Listed records:
-*-*-

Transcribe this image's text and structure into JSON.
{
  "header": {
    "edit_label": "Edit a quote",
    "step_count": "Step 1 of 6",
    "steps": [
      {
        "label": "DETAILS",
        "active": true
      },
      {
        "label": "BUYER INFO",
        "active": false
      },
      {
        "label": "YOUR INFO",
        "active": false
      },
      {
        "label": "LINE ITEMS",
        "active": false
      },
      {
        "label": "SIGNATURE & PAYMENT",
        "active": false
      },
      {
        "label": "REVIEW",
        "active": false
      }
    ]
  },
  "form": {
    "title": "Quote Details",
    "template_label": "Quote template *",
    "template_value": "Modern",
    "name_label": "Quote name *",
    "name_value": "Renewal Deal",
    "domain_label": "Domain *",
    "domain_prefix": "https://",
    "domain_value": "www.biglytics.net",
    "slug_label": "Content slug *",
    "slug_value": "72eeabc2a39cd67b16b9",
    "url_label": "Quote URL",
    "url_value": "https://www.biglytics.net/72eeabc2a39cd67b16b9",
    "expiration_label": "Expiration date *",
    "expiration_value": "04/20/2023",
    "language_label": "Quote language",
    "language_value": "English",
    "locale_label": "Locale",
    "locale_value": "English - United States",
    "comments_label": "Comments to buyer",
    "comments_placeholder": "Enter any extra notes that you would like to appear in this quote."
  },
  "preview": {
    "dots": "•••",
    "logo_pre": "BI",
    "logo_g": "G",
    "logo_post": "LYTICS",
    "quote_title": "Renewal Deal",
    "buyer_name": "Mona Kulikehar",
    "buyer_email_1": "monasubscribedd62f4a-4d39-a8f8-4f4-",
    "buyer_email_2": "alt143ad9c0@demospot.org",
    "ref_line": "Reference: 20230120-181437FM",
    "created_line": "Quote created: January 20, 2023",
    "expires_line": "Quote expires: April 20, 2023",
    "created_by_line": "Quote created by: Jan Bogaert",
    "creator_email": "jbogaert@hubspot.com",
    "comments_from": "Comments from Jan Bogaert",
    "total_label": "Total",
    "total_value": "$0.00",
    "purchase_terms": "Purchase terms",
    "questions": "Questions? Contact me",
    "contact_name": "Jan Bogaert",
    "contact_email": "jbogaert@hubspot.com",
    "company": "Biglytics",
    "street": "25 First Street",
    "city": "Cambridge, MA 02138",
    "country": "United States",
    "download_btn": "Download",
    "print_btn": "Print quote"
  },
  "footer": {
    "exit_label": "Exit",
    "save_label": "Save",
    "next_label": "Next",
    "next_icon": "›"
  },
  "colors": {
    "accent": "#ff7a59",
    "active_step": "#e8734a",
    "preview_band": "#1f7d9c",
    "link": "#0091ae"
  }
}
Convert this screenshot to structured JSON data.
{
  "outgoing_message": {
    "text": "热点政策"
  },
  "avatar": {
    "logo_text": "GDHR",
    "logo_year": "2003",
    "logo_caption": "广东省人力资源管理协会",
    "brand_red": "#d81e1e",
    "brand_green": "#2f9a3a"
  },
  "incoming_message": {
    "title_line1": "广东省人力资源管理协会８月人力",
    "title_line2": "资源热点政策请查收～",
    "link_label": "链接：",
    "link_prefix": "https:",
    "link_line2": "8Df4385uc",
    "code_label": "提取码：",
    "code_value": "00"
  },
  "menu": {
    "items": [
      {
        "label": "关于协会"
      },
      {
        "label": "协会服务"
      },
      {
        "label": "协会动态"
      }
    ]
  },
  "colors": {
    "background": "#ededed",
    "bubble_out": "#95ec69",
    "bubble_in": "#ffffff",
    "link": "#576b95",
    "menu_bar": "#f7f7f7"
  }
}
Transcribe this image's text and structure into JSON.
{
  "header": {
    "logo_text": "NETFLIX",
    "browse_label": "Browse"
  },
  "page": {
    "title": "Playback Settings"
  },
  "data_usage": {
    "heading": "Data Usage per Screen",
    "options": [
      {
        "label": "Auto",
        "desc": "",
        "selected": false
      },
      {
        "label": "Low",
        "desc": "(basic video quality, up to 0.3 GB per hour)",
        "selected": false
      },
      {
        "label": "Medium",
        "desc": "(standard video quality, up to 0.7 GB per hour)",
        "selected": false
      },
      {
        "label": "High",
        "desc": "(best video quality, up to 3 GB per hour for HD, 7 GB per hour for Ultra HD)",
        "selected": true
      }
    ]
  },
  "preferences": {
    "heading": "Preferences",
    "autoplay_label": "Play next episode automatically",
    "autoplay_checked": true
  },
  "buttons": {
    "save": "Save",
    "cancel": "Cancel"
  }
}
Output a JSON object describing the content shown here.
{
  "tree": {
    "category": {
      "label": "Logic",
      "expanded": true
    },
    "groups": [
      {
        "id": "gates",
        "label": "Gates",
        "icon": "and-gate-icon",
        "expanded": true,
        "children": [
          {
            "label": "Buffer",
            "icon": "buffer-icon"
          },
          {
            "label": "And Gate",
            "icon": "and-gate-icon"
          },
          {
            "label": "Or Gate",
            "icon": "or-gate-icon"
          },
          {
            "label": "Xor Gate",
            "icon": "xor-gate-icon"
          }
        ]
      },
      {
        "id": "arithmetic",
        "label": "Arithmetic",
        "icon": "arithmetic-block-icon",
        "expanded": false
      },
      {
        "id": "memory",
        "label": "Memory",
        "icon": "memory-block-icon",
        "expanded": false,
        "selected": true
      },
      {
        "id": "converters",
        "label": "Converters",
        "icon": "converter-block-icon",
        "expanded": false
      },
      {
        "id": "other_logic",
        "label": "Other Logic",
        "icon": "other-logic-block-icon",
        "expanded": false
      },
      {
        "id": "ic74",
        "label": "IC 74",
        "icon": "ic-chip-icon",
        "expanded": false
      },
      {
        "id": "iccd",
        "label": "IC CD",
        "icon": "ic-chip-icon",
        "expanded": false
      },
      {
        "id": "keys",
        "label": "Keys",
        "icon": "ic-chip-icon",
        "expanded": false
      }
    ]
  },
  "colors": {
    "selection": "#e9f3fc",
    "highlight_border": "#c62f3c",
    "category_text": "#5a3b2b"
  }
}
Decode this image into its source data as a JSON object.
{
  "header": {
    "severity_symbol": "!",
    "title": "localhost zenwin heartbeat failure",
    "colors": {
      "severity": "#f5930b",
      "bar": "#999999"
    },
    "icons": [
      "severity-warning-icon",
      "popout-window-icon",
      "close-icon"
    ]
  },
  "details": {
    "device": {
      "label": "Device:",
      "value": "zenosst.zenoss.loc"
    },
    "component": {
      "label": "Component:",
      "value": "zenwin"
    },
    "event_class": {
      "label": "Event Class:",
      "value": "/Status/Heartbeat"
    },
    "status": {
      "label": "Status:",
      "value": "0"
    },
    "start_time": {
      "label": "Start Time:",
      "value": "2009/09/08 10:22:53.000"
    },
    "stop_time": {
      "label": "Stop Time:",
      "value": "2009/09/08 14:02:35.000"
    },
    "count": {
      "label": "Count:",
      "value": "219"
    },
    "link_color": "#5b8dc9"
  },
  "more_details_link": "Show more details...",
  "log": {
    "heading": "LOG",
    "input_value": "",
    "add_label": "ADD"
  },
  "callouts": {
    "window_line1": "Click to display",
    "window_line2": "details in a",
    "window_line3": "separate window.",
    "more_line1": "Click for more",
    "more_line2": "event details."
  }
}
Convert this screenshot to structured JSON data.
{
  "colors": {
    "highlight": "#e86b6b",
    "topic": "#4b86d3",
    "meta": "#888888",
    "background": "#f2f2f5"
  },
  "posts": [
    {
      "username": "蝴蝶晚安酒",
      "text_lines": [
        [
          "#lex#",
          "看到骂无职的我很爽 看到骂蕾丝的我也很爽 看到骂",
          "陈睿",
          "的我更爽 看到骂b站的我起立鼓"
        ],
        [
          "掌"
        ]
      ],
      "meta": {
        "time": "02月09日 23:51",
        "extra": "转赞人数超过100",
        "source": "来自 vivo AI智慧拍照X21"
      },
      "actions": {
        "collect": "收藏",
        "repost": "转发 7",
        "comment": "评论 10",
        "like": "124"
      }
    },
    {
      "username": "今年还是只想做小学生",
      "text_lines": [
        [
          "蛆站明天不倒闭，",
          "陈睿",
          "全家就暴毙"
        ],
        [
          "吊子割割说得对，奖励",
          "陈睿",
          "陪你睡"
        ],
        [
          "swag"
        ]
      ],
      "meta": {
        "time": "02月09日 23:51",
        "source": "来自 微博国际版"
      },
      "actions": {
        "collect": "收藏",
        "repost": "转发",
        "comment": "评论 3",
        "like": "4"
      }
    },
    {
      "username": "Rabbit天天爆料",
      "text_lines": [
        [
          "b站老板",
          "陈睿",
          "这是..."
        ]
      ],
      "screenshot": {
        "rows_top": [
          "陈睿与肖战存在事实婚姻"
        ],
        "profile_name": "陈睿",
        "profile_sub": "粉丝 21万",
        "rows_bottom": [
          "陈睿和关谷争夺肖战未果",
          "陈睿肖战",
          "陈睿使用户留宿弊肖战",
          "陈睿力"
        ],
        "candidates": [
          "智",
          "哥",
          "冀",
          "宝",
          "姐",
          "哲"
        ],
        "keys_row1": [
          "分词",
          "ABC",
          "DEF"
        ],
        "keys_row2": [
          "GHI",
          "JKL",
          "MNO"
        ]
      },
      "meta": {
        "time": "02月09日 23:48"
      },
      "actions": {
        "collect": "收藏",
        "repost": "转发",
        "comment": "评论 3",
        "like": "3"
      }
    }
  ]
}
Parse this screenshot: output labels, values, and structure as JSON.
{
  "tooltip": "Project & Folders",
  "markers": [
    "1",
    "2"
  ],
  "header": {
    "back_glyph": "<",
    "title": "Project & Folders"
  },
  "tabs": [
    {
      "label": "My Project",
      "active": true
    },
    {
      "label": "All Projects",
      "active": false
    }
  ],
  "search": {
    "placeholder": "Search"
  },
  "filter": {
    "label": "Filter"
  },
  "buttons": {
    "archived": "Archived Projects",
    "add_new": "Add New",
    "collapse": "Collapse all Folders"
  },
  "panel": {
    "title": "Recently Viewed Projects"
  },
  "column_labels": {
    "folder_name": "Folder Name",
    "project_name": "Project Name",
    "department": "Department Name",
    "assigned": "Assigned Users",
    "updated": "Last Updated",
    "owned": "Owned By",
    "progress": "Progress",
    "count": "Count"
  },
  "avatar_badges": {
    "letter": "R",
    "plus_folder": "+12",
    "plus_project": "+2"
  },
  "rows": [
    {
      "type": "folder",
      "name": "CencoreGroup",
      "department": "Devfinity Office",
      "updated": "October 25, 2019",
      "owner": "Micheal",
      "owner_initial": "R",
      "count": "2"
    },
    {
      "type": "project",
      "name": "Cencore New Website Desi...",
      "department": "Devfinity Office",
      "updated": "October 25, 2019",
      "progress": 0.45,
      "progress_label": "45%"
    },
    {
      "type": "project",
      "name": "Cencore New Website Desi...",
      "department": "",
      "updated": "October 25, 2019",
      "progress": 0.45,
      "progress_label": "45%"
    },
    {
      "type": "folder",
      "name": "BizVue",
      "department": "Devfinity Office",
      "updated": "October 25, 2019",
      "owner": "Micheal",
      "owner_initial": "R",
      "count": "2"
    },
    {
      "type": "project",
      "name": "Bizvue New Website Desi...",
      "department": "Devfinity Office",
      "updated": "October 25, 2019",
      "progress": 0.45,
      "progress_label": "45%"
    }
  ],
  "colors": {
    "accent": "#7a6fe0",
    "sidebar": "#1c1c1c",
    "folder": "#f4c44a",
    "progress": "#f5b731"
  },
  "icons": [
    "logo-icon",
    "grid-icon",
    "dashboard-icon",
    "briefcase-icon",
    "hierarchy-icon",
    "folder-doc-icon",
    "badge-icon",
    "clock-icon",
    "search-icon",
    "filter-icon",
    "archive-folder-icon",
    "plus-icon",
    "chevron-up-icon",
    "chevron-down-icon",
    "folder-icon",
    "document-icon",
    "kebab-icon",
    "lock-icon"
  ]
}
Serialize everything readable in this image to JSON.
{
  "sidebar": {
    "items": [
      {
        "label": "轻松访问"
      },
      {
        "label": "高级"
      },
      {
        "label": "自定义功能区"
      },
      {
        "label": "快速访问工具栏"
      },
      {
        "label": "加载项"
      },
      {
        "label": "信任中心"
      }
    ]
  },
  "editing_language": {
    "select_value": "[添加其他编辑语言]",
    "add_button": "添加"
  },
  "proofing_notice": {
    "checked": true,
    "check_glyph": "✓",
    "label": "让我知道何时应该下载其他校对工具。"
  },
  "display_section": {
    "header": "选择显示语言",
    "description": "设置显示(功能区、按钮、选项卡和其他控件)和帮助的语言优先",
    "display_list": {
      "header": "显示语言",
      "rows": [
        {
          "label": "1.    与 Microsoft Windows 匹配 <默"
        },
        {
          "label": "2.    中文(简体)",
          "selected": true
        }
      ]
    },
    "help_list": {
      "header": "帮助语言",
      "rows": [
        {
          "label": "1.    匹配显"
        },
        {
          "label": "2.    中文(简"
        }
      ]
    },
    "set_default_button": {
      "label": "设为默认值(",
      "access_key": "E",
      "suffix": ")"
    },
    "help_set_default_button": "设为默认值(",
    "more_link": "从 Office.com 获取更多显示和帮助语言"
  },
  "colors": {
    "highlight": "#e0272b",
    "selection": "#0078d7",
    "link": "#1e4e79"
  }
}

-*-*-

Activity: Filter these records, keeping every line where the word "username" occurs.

The completed task:
      "username": "蝴蝶晚安酒",
      "username": "今年还是只想做小学生",
      "username": "Rabbit天天爆料",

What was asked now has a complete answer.